- While recovering from surgery I convinced my husband I needed a lovebird and he got me one. Her picture is at top of this post. She's very agile, terribly cute, eats spinach, popcorn and sunflower seeds out of my hand and has the most piercing, shrill tweet you ever experienced. I do believe she is quieting down some though, now that my eardrums no longer function at full capacity. I never thought I'd hear myself say that (ha, ha).
- My jokes have gotten stupider...which is saying something.
- Learn and experiment with new fiber techniques. I'm afraid this may involve creating a new work-in-progress pile but, I think I have what it takes to accomplish that. Starting a new pile is mostly a matter of ignoring Claxton when he says things like, "We're running out of real estate." or hints at wishing he had a place to set down his coffee cup. Thankfully, who can hear him over all the bird squalor!
- Teach a class and take a class. I'll be leading a couple of fun little by-member-for-member classes for the Duluth Fiber Handcrafters Guild in February related to fiber preparation and novelty spinning. AND, I hope very much to participate in this week long adventure in September:The Slow Felt Movement, Resist Dyed Felt Books and Brooches. If this adventure pans out I might need to set a goal of creating 3 or 4 new work-in-progress piles!
- Lastly, try to downplay this bird situation before I acquire an ugly nickname. Now that we have Quercus (parakeet) and noisy old Dusty (lovebird named for her ability to stir it up) and, ever since I collected and successfully dyed many a seagull feather...
Seagull Feathers Permanently Dyed
(Simmered in Kool Aid and vinegar)
...Anyway, it occurs to me that these sorts of escapades can result in an unwanted nickname. I don't want to be the "crazy bird lady". But, much like the present moment, a more desireable nickname such as the "smart, pretty girl" continues to elude me.
Oct 6, 2011
Over the summer months I was contacted by Gaia Gualtieri with Dyeing House Gallery in Tuscany requesting use of my Autumn Leaves Yarn for their web site's Fall Banner http://www.dhgshop.it/
Awhile back Claxton was learning a few phrases here and there of Italian so I asked him if he'd peek at the site and let me know what it was about. He reminded me of what our cute, 6 year old nephew (who is fluent in both Italian and English) said to him last visit, "Be nice to my uncle, he's still learning to talk." (This is all a moot point any way as it turns out the website has a translation button over the banner at the top left.)
I never dreamt while I was spinning this yarn that I would one day be jealous of it getting to go on a virtual trip to Italy and all. (Meanwhile I vacationed in Arkansas this summer.)
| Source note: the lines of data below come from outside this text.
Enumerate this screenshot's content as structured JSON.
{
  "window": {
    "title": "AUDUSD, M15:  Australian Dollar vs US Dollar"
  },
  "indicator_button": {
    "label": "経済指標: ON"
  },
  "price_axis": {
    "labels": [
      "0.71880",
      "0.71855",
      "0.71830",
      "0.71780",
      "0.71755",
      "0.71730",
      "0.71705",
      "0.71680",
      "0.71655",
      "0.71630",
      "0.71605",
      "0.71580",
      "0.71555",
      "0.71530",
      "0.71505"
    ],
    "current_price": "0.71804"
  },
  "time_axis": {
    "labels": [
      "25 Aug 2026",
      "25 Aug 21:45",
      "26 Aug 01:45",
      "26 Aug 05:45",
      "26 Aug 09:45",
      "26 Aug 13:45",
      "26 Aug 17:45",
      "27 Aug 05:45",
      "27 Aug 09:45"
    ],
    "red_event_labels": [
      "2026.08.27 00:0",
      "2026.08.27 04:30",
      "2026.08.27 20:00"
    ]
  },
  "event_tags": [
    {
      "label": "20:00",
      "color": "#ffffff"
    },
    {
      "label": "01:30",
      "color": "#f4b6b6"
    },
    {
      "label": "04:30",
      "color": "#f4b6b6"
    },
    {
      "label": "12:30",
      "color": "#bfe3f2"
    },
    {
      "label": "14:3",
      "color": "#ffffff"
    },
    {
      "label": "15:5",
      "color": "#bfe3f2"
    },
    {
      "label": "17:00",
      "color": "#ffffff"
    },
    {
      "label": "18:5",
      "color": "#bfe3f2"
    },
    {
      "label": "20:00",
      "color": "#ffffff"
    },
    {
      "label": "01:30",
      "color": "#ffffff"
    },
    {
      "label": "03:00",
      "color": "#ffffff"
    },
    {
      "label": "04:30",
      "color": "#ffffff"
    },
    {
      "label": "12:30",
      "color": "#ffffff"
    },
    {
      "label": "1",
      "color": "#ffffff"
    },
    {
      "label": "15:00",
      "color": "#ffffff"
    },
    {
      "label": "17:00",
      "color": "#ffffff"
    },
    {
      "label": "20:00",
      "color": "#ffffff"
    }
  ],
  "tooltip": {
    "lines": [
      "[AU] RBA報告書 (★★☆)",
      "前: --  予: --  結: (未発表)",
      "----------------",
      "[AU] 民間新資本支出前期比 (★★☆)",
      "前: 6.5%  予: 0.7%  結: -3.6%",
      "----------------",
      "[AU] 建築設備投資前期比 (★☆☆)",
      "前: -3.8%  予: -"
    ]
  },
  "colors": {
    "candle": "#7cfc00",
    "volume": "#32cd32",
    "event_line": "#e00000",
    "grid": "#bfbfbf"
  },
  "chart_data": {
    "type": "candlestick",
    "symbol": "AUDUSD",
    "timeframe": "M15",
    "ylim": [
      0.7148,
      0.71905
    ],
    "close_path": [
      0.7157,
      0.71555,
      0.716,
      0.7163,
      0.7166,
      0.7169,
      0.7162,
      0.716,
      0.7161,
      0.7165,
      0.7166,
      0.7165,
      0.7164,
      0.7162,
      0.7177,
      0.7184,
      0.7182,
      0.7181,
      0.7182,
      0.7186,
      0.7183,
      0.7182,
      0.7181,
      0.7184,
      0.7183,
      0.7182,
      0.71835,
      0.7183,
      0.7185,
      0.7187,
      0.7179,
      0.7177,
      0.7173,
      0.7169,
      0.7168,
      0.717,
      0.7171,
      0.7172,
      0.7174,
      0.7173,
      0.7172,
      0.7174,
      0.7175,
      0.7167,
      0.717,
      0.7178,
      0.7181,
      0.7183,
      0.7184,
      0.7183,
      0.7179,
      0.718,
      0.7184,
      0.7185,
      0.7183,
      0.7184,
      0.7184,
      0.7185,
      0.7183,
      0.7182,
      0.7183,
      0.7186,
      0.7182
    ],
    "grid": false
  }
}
So where is this yarn now? Well, I knit it into a very strange hat and donated it for silent auction in support of the the good work being done at Critter Harbor. It's rather a sad ending though: it seems that while this yarn might be deemed pretty enough for a website banner turns out that nobody actually wants to put a silk leaf yarn-hat on top of their heads.